Task to complete —
Please give, exactly as they appear below, the line with "Convert this screenshot" and every line after it through the final one, and nothing else.

Task material —
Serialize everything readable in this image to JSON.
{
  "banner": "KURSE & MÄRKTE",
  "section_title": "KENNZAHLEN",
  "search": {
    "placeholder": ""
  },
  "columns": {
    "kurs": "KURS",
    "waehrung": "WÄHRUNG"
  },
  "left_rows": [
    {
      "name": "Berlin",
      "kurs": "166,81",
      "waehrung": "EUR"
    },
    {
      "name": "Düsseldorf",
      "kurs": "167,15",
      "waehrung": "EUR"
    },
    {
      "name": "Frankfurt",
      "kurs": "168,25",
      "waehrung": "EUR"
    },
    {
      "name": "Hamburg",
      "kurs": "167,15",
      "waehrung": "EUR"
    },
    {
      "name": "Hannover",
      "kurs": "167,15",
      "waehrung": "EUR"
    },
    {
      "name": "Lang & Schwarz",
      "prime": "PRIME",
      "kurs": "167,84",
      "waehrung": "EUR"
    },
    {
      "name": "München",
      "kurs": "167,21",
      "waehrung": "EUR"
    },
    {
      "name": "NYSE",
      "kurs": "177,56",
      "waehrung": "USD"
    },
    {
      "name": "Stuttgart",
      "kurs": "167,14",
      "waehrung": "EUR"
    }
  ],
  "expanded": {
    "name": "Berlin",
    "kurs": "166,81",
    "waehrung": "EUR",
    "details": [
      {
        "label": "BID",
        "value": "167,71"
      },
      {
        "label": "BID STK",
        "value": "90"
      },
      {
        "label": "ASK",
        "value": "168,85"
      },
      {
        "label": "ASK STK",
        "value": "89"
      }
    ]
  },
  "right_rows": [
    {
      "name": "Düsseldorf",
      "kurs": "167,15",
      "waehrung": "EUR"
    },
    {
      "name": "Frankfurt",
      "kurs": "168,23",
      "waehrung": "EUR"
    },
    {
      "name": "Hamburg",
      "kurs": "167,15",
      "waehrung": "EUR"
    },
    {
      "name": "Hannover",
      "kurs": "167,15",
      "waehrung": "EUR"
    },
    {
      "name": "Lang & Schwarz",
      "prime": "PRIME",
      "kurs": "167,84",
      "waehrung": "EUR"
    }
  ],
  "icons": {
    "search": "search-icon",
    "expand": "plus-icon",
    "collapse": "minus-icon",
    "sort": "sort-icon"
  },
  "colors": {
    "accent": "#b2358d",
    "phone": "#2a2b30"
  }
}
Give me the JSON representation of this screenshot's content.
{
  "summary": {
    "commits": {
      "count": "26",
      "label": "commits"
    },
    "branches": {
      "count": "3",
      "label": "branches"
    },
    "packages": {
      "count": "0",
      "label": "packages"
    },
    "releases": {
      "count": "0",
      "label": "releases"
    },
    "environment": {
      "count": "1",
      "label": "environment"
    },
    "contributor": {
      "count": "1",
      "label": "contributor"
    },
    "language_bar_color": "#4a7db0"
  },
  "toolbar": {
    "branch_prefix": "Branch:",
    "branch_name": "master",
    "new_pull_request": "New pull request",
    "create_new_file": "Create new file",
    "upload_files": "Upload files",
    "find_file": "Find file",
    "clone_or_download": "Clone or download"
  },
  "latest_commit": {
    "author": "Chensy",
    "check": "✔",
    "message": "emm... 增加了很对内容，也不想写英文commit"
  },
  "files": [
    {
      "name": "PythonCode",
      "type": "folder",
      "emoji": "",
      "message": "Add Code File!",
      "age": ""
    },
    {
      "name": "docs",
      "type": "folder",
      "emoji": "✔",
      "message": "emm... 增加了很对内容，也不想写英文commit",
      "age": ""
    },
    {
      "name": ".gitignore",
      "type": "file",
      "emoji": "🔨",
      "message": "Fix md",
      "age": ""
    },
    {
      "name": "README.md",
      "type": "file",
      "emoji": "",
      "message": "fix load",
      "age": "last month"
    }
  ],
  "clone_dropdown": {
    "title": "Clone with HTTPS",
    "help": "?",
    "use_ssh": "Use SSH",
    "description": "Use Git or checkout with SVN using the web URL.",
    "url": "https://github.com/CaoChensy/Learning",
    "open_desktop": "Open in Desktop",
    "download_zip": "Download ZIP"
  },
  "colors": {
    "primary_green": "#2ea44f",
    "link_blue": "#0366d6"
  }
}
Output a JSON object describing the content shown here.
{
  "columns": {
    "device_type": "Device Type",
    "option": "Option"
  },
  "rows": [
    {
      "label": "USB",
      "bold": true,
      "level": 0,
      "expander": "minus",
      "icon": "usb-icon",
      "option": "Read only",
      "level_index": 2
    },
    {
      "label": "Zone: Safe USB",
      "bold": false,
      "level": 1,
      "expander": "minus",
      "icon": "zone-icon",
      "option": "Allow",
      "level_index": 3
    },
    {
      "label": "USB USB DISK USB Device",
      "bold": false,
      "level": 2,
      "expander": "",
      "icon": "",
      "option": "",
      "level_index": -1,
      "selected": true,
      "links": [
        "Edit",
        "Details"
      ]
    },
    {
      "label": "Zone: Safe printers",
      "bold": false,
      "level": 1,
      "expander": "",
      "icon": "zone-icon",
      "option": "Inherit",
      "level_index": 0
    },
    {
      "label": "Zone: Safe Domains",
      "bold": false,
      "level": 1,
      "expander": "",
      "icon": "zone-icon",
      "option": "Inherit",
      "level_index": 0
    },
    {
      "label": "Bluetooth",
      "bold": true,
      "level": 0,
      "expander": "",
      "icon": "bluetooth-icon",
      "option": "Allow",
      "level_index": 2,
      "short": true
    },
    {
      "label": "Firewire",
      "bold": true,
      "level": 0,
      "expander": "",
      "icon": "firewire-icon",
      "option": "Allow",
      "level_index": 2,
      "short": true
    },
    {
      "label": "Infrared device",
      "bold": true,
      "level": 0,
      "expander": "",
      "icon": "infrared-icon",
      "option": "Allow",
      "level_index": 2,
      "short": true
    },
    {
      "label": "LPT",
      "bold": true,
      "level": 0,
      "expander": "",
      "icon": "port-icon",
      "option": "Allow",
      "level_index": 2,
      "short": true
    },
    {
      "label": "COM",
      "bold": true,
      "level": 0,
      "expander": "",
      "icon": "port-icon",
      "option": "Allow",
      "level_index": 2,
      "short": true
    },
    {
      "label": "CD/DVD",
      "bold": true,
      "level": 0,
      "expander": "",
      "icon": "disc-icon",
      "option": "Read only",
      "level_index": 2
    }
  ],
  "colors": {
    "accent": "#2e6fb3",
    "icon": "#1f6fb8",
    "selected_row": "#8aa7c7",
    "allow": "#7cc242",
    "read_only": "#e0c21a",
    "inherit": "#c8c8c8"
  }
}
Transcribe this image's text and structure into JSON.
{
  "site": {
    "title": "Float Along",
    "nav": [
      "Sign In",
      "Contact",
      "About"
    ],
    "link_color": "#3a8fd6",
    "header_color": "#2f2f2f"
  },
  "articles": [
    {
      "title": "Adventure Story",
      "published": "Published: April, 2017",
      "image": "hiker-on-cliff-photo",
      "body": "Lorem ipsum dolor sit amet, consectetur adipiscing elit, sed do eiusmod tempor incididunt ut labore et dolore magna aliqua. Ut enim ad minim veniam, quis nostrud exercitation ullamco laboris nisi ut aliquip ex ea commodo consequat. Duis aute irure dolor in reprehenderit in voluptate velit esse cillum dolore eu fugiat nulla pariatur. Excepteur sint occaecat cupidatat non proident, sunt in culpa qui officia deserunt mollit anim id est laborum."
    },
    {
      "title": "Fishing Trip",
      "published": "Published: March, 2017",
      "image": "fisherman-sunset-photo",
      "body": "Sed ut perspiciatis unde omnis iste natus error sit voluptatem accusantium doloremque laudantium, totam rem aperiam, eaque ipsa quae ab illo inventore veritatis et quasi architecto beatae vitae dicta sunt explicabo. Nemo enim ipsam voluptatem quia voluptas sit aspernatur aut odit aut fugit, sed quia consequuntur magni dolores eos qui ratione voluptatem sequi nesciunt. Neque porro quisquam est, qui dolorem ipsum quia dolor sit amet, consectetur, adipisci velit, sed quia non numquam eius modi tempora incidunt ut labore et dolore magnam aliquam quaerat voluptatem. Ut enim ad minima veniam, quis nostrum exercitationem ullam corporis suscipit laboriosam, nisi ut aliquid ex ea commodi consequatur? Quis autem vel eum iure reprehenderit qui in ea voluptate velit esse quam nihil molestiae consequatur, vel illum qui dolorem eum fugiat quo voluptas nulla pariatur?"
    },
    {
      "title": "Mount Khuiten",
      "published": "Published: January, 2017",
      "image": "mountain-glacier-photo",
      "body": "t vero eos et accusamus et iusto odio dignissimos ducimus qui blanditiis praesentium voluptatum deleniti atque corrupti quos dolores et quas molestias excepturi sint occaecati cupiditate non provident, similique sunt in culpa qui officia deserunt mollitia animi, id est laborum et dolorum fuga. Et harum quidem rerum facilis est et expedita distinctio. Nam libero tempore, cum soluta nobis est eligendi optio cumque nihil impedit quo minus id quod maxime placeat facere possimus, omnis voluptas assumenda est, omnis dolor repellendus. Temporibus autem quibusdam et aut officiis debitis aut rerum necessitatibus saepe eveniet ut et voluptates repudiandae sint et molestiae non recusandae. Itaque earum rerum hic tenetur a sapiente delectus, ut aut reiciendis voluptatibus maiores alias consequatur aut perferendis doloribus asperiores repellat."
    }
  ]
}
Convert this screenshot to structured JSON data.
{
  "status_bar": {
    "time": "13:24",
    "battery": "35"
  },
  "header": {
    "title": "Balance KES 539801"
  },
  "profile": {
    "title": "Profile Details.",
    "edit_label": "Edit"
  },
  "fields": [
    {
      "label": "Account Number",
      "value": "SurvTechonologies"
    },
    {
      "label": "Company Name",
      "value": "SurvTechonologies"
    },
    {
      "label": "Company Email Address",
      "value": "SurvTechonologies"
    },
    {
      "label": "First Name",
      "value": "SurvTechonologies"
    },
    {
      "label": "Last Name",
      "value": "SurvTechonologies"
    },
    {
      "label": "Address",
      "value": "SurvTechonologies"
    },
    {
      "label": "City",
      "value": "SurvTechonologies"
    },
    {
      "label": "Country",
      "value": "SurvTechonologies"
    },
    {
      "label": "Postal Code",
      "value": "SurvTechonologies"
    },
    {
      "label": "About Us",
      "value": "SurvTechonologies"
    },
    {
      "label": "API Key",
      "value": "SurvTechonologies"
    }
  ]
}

Task solution —
Convert this screenshot to structured JSON data.
{
  "status_bar": {
    "time": "13:24",
    "battery": "35"
  },
  "header": {
    "title": "Balance KES 539801"
  },
  "profile": {
    "title": "Profile Details.",
    "edit_label": "Edit"
  },
  "fields": [
    {
      "label": "Account Number",
      "value": "SurvTechonologies"
    },
    {
      "label": "Company Name",
      "value": "SurvTechonologies"
    },
    {
      "label": "Company Email Address",
      "value": "SurvTechonologies"
    },
    {
      "label": "First Name",
      "value": "SurvTechonologies"
    },
    {
      "label": "Last Name",
      "value": "SurvTechonologies"
    },
    {
      "label": "Address",
      "value": "SurvTechonologies"
    },
    {
      "label": "City",
      "value": "SurvTechonologies"
    },
    {
      "label": "Country",
      "value": "SurvTechonologies"
    },
    {
      "label": "Postal Code",
      "value": "SurvTechonologies"
    },
    {
      "label": "About Us",
      "value": "SurvTechonologies"
    },
    {
      "label": "API Key",
      "value": "SurvTechonologies"
    }
  ]
}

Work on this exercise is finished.